*** Block opens ***

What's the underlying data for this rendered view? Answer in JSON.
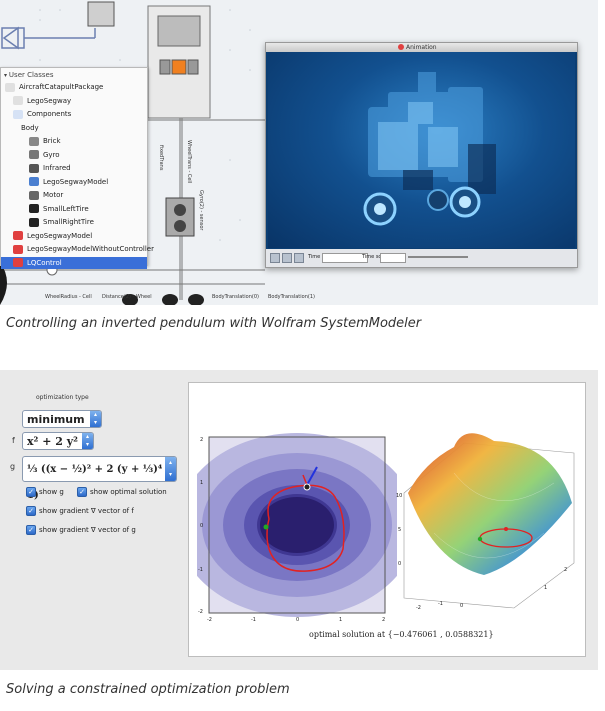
{
  "captions": {
    "top": "Controlling an inverted pendulum with Wolfram SystemModeler",
    "bottom": "Solving a constrained optimization problem"
  },
  "modeler": {
    "tree_header": "User Classes",
    "tree_items": [
      {
        "label": "AircraftCatapultPackage",
        "indent": 0,
        "icon": "package-icon",
        "color": "#e0e0e0"
      },
      {
        "label": "LegoSegway",
        "indent": 1,
        "icon": "package-icon",
        "color": "#e0e0e0"
      },
      {
        "label": "Components",
        "indent": 1,
        "icon": "folder-icon",
        "color": "#d6e2f5"
      },
      {
        "label": "Body",
        "indent": 2,
        "icon": "",
        "color": ""
      },
      {
        "label": "Brick",
        "indent": 3,
        "icon": "brick-icon",
        "color": "#888888"
      },
      {
        "label": "Gyro",
        "indent": 3,
        "icon": "gyro-icon",
        "color": "#777777"
      },
      {
        "label": "Infrared",
        "indent": 3,
        "icon": "infrared-icon",
        "color": "#555555"
      },
      {
        "label": "LegoSegwayModel",
        "indent": 3,
        "icon": "model-icon",
        "color": "#4a7fd0"
      },
      {
        "label": "Motor",
        "indent": 3,
        "icon": "motor-icon",
        "color": "#666666"
      },
      {
        "label": "SmallLeftTire",
        "indent": 3,
        "icon": "tire-icon",
        "color": "#222222"
      },
      {
        "label": "SmallRightTire",
        "indent": 3,
        "icon": "tire-icon",
        "color": "#222222"
      },
      {
        "label": "LegoSegwayModel",
        "indent": 1,
        "icon": "model-icon",
        "color": "#e04040"
      },
      {
        "label": "LegoSegwayModelWithoutController",
        "indent": 1,
        "icon": "model-icon",
        "color": "#e04040"
      },
      {
        "label": "LQControl",
        "indent": 1,
        "icon": "control-icon",
        "color": "#e04040",
        "selected": true
      }
    ],
    "bottom_labels": [
      "WheelRadius - Cell",
      "Distance(2) - Wheel",
      "BodyTranslation(0)",
      "BodyTranslation(1)"
    ],
    "vertical_labels": [
      "WheelTrans - Cell",
      "fixedTrans",
      "Gyro(2) - sensor"
    ],
    "sim_window": {
      "title": "Animation",
      "controls": [
        "Time",
        "Time scale"
      ]
    }
  },
  "optimization": {
    "type_label": "optimization type",
    "type_value": "minimum",
    "f_label": "f",
    "f_value": "x² + 2 y²",
    "g_label": "g",
    "g_value": "⅓ ((x − ½)² + 2 (y + ⅓)⁴ − 1)",
    "checkboxes": [
      {
        "label": "show g",
        "checked": true
      },
      {
        "label": "show optimal solution",
        "checked": true
      },
      {
        "label": "show gradient ∇ vector of f",
        "checked": true
      },
      {
        "label": "show gradient ∇ vector of g",
        "checked": true
      }
    ],
    "result_text": "optimal solution at {−0.476061 , 0.0588321}",
    "contour_x_ticks": [
      "-2",
      "-1",
      "0",
      "1",
      "2"
    ],
    "contour_y_ticks": [
      "2",
      "1",
      "0",
      "-1",
      "-2"
    ],
    "surface_z_ticks": [
      "10",
      "5",
      "0"
    ],
    "surface_x_ticks": [
      "-2",
      "-1",
      "0",
      "1",
      "2"
    ],
    "colors": {
      "contour_dark": "#2a1f6e",
      "contour_mid": "#5a55b0",
      "contour_light": "#b9b7e0",
      "constraint": "#e22222",
      "gradient_f": "#2233dd",
      "optimal_point": "#22aa22"
    }
  }
}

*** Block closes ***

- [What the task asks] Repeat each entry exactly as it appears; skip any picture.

- [Answer to this exercise]
What's the underlying data for this rendered view? Answer in JSON.
{
  "captions": {
    "top": "Controlling an inverted pendulum with Wolfram SystemModeler",
    "bottom": "Solving a constrained optimization problem"
  },
  "modeler": {
    "tree_header": "User Classes",
    "tree_items": [
      {
        "label": "AircraftCatapultPackage",
        "indent": 0,
        "icon": "package-icon",
        "color": "#e0e0e0"
      },
      {
        "label": "LegoSegway",
        "indent": 1,
        "icon": "package-icon",
        "color": "#e0e0e0"
      },
      {
        "label": "Components",
        "indent": 1,
        "icon": "folder-icon",
        "color": "#d6e2f5"
      },
      {
        "label": "Body",
        "indent": 2,
        "icon": "",
        "color": ""
      },
      {
        "label": "Brick",
        "indent": 3,
        "icon": "brick-icon",
        "color": "#888888"
      },
      {
        "label": "Gyro",
        "indent": 3,
        "icon": "gyro-icon",
        "color": "#777777"
      },
      {
        "label": "Infrared",
        "indent": 3,
        "icon": "infrared-icon",
        "color": "#555555"
      },
      {
        "label": "LegoSegwayModel",
        "indent": 3,
        "icon": "model-icon",
        "color": "#4a7fd0"
      },
      {
        "label": "Motor",
        "indent": 3,
        "icon": "motor-icon",
        "color": "#666666"
      },
      {
        "label": "SmallLeftTire",
        "indent": 3,
        "icon": "tire-icon",
        "color": "#222222"
      },
      {
        "label": "SmallRightTire",
        "indent": 3,
        "icon": "tire-icon",
        "color": "#222222"
      },
      {
        "label": "LegoSegwayModel",
        "indent": 1,
        "icon": "model-icon",
        "color": "#e04040"
      },
      {
        "label": "LegoSegwayModelWithoutController",
        "indent": 1,
        "icon": "model-icon",
        "color": "#e04040"
      },
      {
        "label": "LQControl",
        "indent": 1,
        "icon": "control-icon",
        "color": "#e04040",
        "selected": true
      }
    ],
    "bottom_labels": [
      "WheelRadius - Cell",
      "Distance(2) - Wheel",
      "BodyTranslation(0)",
      "BodyTranslation(1)"
    ],
    "vertical_labels": [
      "WheelTrans - Cell",
      "fixedTrans",
      "Gyro(2) - sensor"
    ],
    "sim_window": {
      "title": "Animation",
      "controls": [
        "Time",
        "Time scale"
      ]
    }
  },
  "optimization": {
    "type_label": "optimization type",
    "type_value": "minimum",
    "f_label": "f",
    "f_value": "x² + 2 y²",
    "g_label": "g",
    "g_value": "⅓ ((x − ½)² + 2 (y + ⅓)⁴ − 1)",
    "checkboxes": [
      {
        "label": "show g",
        "checked": true
      },
      {
        "label": "show optimal solution",
        "checked": true
      },
      {
        "label": "show gradient ∇ vector of f",
        "checked": true
      },
      {
        "label": "show gradient ∇ vector of g",
        "checked": true
      }
    ],
    "result_text": "optimal solution at {−0.476061 , 0.0588321}",
    "contour_x_ticks": [
      "-2",
      "-1",
      "0",
      "1",
      "2"
    ],
    "contour_y_ticks": [
      "2",
      "1",
      "0",
      "-1",
      "-2"
    ],
    "surface_z_ticks": [
      "10",
      "5",
      "0"
    ],
    "surface_x_ticks": [
      "-2",
      "-1",
      "0",
      "1",
      "2"
    ],
    "colors": {
      "contour_dark": "#2a1f6e",
      "contour_mid": "#5a55b0",
      "contour_light": "#b9b7e0",
      "constraint": "#e22222",
      "gradient_f": "#2233dd",
      "optimal_point": "#22aa22"
    }
  }
}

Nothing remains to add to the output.